The Canaanites are an important group of people mentioned in the Bible. In Biblical times, they lived in the land of Canaan - a place that was described as the "land of milk and honey".
The Canaanites existed during the late 2nd millennium BC and they lived in Canaan. They were a Semitic-speaking population who played a major role during the Bronze Age.
Most of the information from Canaanite history has been derived from the Bible and archaeological excavations.
In modern times, the land of Canaan encompasses Israel, Palestine, Lebanon, Syria, and Jordan.
Historians believe that the Canaanites included a mix of different ethnic groups and were not one unified ethnicity.
According to DNA studies, the modern-day Lebanese are the direct descendants of the Biblical Canaanites. A genetic study published in 2017 provides evidence that modern-day Lebanese derived most of their ancestry from a Canaanite population.
In the genetic study, five whole genomes were sequenced from the remains of ~ 3700 years old Bronze Age Lebanese individuals. The sequences were compared to the genomes of 99 modern-day Lebanese people.
The modern-day Lebanese were found to be directly related to the Canaanites.

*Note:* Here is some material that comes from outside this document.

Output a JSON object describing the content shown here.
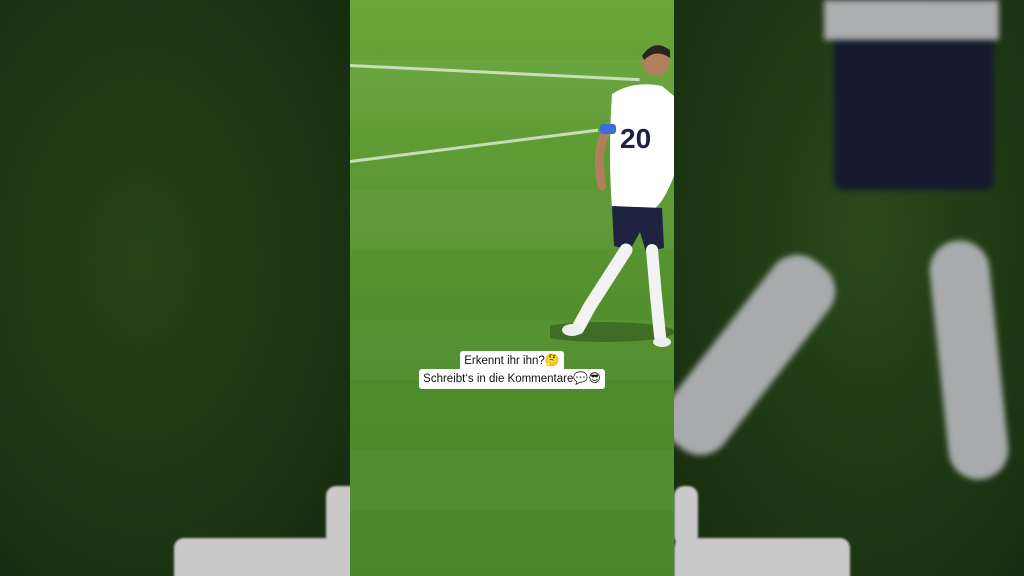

However, they are also related to Eurasians who might have arrived in the region 3,170 to 2,170 years ago.
The Bronze Age Lebanese show no signs of this Eurasian ancestry. Scientists believe that there was admixture between the local population and the Eurasians leading to the modern-day Lebanese people.